* [Work order] Filter the data for lines with the word "CONSOLE", then copy every line so identified.

* [Records supplied]
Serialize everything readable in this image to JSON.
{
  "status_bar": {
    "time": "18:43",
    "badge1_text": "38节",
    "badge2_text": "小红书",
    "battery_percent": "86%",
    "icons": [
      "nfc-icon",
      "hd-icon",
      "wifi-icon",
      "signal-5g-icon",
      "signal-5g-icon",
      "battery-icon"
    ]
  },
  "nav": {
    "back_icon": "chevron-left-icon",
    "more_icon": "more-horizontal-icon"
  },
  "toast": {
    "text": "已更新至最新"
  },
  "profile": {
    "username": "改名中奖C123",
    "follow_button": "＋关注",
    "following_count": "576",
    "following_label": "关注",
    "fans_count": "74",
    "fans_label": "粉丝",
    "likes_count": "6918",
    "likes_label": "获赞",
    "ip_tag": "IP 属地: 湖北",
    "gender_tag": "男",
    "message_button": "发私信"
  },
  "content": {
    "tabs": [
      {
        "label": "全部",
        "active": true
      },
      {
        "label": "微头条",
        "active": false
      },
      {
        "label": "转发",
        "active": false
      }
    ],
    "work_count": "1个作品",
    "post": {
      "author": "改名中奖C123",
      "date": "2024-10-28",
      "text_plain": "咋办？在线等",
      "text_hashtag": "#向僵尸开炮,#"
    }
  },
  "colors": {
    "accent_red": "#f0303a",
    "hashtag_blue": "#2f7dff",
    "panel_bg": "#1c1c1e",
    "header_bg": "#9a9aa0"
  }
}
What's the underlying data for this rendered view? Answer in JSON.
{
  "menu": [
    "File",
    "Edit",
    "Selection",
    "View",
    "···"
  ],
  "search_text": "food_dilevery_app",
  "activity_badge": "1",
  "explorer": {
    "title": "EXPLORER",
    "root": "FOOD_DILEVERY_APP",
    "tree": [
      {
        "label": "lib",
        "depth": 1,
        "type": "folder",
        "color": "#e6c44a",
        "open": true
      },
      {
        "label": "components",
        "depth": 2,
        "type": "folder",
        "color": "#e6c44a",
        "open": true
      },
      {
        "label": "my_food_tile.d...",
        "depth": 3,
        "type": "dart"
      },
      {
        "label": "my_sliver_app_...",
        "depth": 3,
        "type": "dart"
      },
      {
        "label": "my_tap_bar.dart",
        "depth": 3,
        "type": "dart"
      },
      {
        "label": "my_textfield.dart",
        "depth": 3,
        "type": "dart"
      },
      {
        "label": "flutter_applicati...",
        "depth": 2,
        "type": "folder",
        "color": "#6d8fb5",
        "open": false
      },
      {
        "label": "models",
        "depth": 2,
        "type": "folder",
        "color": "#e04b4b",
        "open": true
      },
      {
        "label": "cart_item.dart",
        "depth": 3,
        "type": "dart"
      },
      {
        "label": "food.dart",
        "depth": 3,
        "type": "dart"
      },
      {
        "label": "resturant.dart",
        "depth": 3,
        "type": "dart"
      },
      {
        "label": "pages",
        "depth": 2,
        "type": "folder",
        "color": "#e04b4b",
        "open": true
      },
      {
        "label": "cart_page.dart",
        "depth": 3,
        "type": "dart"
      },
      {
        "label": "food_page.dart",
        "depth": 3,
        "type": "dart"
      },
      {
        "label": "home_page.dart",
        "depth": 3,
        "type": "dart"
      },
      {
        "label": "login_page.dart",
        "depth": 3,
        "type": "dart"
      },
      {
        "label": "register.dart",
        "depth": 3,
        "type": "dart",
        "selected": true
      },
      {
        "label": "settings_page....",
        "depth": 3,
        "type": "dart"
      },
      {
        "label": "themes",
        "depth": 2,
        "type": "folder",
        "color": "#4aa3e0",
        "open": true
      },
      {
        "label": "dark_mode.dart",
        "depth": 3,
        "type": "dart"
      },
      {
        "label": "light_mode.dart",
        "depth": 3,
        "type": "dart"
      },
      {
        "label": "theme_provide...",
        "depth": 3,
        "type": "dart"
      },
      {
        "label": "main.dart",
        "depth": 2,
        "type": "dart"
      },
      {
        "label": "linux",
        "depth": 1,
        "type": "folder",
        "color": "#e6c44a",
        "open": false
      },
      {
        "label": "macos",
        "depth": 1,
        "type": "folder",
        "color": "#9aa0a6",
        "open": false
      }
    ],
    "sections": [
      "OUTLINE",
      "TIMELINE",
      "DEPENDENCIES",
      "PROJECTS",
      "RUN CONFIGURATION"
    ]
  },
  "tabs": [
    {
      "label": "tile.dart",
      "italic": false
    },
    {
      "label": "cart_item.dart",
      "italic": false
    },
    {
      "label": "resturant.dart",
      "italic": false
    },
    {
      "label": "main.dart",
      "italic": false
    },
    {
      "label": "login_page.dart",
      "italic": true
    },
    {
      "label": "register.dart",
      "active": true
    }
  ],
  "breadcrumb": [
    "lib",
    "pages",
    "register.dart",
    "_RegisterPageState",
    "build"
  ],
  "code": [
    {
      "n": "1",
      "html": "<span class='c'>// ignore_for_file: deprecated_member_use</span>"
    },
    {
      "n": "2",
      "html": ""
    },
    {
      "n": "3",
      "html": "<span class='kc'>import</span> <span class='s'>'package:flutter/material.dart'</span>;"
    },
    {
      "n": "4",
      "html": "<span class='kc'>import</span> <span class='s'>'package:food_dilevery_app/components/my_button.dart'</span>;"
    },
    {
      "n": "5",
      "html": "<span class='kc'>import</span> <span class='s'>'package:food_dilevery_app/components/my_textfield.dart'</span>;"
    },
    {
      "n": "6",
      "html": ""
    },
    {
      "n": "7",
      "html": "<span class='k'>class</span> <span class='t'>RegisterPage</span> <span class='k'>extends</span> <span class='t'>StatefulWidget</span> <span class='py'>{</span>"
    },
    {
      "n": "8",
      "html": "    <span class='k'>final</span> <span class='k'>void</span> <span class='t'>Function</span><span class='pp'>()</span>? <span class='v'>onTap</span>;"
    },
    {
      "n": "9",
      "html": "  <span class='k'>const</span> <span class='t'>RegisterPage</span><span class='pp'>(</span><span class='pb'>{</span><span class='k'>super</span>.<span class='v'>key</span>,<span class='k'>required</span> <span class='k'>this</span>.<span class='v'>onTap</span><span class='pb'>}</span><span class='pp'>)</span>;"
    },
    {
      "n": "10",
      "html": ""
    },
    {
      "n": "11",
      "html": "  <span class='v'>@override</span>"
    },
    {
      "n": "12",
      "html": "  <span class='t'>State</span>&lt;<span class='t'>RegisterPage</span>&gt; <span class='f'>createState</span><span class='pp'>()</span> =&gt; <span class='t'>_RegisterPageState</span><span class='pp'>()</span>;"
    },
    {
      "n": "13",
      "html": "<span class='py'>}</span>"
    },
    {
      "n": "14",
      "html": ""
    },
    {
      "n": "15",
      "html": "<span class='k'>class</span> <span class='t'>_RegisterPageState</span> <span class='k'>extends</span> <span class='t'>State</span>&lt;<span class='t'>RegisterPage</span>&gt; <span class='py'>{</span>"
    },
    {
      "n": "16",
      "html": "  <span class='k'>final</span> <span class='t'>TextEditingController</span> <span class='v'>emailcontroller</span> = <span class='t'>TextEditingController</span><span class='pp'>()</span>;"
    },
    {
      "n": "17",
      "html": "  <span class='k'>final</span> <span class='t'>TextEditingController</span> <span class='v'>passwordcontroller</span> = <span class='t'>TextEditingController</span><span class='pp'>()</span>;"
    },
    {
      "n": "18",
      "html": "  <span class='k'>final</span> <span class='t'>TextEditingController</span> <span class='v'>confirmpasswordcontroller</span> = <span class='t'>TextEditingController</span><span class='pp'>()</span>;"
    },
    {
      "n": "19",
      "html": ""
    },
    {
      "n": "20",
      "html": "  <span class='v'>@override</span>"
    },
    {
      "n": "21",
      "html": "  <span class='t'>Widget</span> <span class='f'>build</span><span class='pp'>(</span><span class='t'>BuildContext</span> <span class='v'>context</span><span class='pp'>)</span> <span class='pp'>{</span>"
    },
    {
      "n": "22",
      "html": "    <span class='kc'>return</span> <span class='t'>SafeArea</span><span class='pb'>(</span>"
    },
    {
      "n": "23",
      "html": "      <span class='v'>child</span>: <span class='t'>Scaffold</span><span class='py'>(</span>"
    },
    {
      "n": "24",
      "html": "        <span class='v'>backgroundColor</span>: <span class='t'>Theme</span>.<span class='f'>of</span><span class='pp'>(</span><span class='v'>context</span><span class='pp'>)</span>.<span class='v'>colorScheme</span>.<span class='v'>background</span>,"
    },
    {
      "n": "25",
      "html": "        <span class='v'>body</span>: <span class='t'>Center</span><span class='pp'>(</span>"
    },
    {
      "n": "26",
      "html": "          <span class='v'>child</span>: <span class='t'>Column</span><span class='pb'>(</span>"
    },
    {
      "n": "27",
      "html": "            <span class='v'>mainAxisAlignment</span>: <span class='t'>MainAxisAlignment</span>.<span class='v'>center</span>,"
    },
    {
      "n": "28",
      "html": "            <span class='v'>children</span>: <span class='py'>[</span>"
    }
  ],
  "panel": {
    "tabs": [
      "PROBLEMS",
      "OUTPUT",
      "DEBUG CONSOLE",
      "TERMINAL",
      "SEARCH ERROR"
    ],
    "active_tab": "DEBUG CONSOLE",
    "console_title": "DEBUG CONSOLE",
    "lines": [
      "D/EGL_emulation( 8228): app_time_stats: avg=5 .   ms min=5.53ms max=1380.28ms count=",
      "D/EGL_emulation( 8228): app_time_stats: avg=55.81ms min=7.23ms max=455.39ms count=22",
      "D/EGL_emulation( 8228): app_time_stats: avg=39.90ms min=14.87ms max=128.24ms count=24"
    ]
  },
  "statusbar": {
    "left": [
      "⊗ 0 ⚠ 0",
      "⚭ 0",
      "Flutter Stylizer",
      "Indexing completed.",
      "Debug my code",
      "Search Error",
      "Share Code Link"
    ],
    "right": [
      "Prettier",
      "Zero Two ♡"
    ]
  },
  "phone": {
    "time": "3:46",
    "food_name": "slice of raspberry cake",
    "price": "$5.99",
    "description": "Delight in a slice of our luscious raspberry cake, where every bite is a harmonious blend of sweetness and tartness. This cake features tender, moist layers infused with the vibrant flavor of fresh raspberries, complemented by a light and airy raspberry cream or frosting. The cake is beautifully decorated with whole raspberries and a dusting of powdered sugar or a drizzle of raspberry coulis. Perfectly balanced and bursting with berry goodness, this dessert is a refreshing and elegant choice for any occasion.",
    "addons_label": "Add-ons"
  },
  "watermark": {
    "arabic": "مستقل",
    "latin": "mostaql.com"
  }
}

* [Answer to this problem]
      "DEBUG CONSOLE",
    "active_tab": "DEBUG CONSOLE",
    "console_title": "DEBUG CONSOLE",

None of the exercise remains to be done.